Public school districts have gained allies in their fight against charter school expansion in the form of public finance firms that recently dropped their charter school clients. A report from The Bond Buyer notes that Hilltop Securities—a firm that serves a large number of school districts (including Houston ISD) in financial advisory, asset management, and underwriting—recently stopped representing nine charter schools to support its traditional public school clients.
“Hilltop Securities will continue to honor our commitment to those relationships with Texas Independent School Districts by no longer representing charter schools in Texas as advisor, underwriter, placement agent or investment advisor,” said Hilltop chair Hill Feinberg in a letter to Keller ISD.

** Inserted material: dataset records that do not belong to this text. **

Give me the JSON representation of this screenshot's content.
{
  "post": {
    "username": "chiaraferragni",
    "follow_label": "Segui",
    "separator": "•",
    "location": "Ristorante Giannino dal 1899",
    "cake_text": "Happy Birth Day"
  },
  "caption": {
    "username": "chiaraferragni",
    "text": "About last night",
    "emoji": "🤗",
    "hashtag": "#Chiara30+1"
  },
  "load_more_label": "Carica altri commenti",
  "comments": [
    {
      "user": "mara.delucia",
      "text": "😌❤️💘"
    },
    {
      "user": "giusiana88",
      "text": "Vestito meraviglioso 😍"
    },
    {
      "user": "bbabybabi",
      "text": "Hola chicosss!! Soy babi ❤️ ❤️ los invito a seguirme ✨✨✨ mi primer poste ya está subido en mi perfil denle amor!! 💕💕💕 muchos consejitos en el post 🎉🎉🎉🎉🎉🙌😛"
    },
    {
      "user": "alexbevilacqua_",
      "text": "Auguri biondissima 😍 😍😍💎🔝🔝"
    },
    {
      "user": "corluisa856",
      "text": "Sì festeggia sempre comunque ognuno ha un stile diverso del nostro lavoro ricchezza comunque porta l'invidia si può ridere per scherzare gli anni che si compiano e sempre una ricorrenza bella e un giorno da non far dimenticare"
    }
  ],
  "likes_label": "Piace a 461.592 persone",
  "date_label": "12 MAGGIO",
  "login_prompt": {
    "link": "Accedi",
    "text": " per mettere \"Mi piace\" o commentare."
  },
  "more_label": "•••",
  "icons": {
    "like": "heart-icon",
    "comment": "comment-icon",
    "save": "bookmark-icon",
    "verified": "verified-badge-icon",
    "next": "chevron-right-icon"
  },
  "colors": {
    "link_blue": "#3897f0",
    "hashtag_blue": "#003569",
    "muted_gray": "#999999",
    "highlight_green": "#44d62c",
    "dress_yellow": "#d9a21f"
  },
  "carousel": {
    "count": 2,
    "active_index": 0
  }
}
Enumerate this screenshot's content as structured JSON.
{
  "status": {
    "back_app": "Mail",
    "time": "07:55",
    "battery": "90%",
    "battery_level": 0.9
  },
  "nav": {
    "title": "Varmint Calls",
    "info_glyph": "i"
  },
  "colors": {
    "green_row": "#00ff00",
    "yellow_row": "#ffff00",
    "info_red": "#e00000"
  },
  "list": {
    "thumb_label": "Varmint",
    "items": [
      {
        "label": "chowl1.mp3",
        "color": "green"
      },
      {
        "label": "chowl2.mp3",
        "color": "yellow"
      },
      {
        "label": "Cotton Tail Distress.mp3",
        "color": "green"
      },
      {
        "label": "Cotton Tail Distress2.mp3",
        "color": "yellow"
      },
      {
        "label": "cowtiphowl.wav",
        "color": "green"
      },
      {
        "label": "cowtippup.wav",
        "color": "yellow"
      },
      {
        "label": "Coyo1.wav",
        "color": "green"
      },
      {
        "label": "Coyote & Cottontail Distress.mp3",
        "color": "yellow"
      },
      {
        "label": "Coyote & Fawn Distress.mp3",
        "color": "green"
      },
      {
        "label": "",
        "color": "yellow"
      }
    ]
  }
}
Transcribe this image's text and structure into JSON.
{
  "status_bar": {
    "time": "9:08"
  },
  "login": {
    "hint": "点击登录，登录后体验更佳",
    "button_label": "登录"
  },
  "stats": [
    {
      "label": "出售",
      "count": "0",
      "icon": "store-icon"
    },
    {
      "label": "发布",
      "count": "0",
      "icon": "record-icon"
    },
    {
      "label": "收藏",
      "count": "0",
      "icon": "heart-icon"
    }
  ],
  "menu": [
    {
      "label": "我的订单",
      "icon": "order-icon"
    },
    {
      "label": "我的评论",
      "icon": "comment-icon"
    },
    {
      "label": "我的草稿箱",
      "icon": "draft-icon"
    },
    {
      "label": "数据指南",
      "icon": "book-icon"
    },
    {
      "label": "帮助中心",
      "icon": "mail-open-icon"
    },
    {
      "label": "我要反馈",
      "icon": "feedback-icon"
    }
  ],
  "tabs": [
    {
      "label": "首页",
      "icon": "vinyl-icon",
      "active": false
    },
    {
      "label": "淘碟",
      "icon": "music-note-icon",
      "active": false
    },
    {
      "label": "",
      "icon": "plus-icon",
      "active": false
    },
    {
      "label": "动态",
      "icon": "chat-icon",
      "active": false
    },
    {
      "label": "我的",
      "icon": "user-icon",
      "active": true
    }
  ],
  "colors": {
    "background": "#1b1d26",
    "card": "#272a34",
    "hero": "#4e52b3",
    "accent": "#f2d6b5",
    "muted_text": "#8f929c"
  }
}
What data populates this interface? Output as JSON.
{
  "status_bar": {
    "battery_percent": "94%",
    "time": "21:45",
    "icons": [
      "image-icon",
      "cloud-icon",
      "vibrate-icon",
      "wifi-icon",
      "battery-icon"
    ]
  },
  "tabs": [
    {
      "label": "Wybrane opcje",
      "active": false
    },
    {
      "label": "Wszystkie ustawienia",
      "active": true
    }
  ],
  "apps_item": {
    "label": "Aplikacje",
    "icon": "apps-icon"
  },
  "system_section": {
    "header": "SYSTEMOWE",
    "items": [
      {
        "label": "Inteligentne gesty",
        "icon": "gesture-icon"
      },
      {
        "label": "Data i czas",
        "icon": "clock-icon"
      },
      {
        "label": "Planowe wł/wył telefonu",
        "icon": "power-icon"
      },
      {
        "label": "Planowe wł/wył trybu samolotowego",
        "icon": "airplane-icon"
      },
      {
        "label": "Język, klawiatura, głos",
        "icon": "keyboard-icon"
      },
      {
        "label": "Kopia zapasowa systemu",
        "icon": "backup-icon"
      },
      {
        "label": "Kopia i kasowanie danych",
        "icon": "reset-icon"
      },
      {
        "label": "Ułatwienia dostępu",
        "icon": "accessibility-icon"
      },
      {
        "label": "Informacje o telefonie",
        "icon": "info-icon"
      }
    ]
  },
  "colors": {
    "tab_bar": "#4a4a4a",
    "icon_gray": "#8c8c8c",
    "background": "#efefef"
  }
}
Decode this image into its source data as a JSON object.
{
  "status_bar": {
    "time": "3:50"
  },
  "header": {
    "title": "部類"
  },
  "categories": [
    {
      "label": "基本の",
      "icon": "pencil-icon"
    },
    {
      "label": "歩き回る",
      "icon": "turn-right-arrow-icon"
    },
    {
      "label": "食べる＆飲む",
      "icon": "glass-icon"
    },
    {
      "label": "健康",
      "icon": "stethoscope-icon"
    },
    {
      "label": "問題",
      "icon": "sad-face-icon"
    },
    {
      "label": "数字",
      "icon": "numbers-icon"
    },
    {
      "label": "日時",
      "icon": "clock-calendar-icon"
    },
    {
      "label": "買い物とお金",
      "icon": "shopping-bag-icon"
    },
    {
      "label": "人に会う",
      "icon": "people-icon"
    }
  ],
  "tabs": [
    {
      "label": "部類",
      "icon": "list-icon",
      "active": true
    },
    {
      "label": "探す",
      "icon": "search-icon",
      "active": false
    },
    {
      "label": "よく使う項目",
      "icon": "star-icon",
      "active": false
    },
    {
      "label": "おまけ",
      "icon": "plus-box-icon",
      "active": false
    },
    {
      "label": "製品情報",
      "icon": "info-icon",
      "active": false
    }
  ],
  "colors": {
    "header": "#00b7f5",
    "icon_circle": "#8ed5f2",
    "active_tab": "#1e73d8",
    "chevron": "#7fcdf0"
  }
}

BOK Financial Securities, another firm representing school districts, also has decided to decline charter school clients and has developed a marketing program to help districts compete with charter chains, including fact sheets that outline the danger of charter proliferation to the funding of traditional public schools. BOK notes that while there are 272,835 current charter school students, the Texas Charter School Association has set a goal of one million by 2025. BOK’s report to districts states: “At this time, seven charter operators enroll 52 percent of all charter students and the growth of these operators has been 799 percent over the last 10 years.”
The firms’ decisions did not come without some pushback, however, as the Texas Association of School Boards weighed in with an email to districts saying it would be illegal under state law to screen financial firms by whether they have charter school clients.
Regardless, the Hilltop and BOK decisions are sure to be noticed by district officials across the state who are battling charter expansion. And the moves come amidst the current turmoil in Houston ISD, which is trying to stave off the closure of 15 schools for not meeting accountability standards, all while facing teacher layoffs and a $115 million budget shortfall. Monday was the deadline for school districts to submit final plans for partnerships with charters, nonprofits or other educational entities under Senate Bill 1882—legislation that suspends accountability interventions (and even takeover of entire districts by the state) for two years and provides additional state funding for struggling schools. Houston ISD did not comply with the deadline after a tumultuous debate over a proposed partnership with a charter group that resulted in no board vote on the proposal. We’ll have more to report in upcoming Hotlines on the Houston ISD situation and other districts using the provisions of SB 1882.